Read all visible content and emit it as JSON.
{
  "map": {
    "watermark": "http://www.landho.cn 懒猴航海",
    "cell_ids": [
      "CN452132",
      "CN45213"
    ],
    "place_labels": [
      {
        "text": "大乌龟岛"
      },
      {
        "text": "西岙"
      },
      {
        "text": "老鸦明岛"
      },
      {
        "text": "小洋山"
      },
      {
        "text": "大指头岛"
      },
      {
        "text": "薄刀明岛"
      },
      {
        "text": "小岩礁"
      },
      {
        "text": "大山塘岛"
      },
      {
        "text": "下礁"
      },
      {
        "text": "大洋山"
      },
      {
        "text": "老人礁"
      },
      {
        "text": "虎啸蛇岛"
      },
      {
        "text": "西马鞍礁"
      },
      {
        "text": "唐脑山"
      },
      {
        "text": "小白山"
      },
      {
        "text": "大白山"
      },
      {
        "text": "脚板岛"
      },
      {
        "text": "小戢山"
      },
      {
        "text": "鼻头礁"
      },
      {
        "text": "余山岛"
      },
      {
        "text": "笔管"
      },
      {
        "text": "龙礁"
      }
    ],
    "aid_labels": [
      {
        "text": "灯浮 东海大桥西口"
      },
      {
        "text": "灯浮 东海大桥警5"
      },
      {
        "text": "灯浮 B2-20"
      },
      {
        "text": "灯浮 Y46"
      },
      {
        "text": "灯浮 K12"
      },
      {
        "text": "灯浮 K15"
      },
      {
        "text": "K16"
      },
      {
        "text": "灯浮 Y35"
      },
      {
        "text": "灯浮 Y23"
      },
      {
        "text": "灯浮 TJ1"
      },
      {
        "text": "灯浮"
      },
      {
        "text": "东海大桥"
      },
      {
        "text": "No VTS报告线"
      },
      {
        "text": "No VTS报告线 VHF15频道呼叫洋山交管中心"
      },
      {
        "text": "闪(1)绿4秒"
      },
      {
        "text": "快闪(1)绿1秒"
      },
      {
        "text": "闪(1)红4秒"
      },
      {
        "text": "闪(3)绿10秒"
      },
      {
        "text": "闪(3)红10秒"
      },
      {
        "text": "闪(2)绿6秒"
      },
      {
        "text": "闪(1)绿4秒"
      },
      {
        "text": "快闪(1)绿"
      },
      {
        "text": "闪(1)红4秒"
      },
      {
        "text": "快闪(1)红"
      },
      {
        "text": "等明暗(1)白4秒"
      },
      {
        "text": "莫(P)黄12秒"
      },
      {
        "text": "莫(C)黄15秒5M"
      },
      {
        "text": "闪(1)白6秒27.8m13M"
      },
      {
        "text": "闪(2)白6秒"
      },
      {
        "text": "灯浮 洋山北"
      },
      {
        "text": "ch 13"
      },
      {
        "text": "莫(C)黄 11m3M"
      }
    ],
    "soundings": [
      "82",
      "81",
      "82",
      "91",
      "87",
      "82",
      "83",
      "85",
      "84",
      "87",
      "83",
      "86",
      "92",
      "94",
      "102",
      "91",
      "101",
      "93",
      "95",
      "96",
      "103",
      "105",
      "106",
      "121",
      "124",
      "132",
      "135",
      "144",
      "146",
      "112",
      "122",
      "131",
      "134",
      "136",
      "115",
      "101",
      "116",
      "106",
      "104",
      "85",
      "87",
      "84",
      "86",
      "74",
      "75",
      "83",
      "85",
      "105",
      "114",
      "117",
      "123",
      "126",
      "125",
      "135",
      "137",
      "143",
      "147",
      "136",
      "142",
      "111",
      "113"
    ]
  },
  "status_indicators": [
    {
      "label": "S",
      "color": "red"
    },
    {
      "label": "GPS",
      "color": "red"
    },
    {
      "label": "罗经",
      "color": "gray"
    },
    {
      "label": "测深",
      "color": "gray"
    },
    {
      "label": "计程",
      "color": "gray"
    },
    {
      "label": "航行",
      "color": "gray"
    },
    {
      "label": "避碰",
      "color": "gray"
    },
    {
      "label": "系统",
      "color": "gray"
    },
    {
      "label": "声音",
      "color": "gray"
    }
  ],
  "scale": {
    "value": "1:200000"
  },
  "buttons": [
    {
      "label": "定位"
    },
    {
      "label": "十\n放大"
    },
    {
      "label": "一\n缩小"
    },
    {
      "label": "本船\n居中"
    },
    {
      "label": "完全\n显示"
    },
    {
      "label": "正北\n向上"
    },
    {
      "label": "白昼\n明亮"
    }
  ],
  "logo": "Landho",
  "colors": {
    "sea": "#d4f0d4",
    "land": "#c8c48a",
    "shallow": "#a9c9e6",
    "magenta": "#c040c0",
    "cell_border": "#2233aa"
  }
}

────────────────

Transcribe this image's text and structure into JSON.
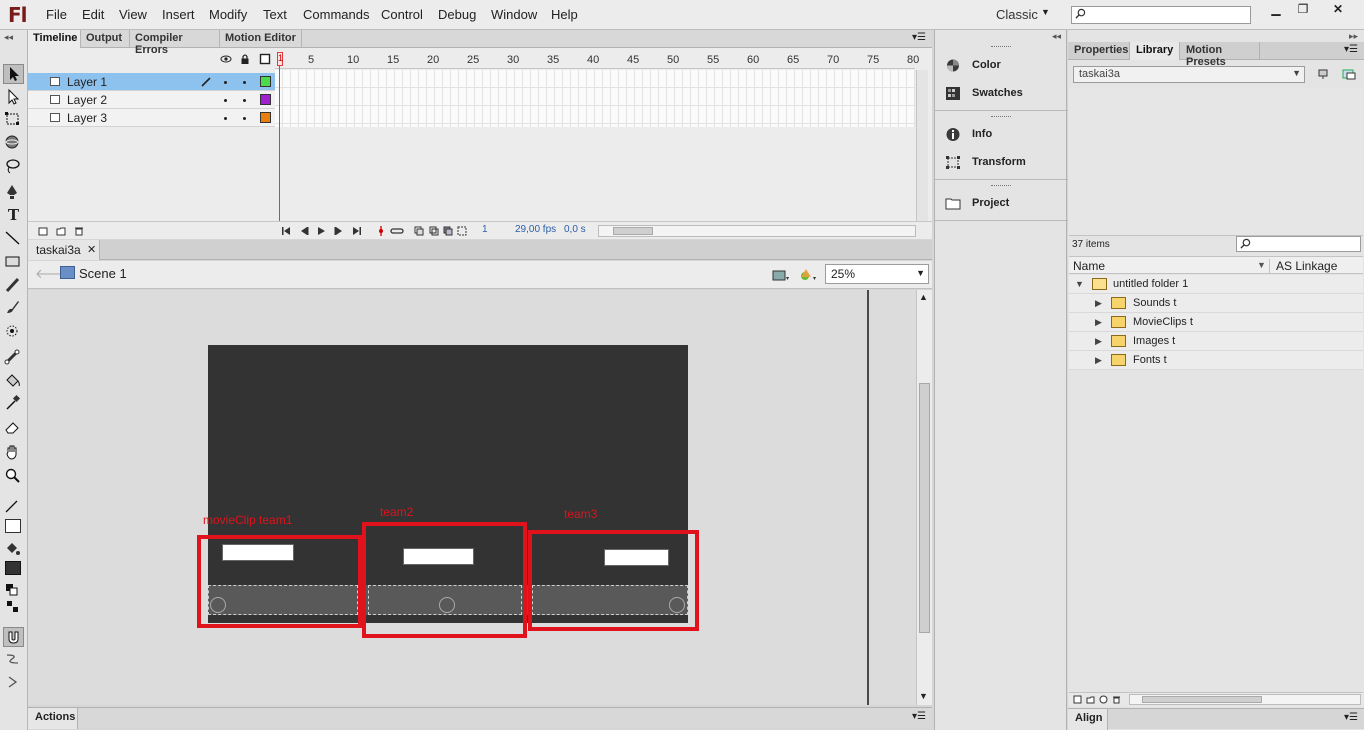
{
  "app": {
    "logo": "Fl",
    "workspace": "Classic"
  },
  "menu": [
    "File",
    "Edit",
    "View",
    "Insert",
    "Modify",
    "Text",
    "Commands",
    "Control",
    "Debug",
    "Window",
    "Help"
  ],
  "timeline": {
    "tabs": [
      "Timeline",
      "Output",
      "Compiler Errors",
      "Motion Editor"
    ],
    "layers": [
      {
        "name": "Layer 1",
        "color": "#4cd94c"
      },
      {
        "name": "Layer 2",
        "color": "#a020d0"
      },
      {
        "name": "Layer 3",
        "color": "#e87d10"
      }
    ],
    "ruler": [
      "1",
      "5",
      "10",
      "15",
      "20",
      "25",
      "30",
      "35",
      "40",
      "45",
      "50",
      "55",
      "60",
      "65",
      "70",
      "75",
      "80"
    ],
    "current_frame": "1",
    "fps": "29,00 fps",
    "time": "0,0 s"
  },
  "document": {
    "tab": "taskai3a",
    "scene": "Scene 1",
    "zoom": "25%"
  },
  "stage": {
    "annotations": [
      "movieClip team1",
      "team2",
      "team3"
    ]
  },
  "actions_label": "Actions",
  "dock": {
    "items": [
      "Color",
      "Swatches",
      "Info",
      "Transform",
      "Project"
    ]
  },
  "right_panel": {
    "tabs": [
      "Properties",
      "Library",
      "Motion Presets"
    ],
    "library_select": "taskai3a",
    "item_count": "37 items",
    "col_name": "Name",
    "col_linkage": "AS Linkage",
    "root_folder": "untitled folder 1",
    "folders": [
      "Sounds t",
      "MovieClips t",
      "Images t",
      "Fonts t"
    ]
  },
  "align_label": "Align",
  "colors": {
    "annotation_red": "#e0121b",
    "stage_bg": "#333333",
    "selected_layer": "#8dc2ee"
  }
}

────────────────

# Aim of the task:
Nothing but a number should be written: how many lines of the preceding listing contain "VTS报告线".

# Solved exercise:
2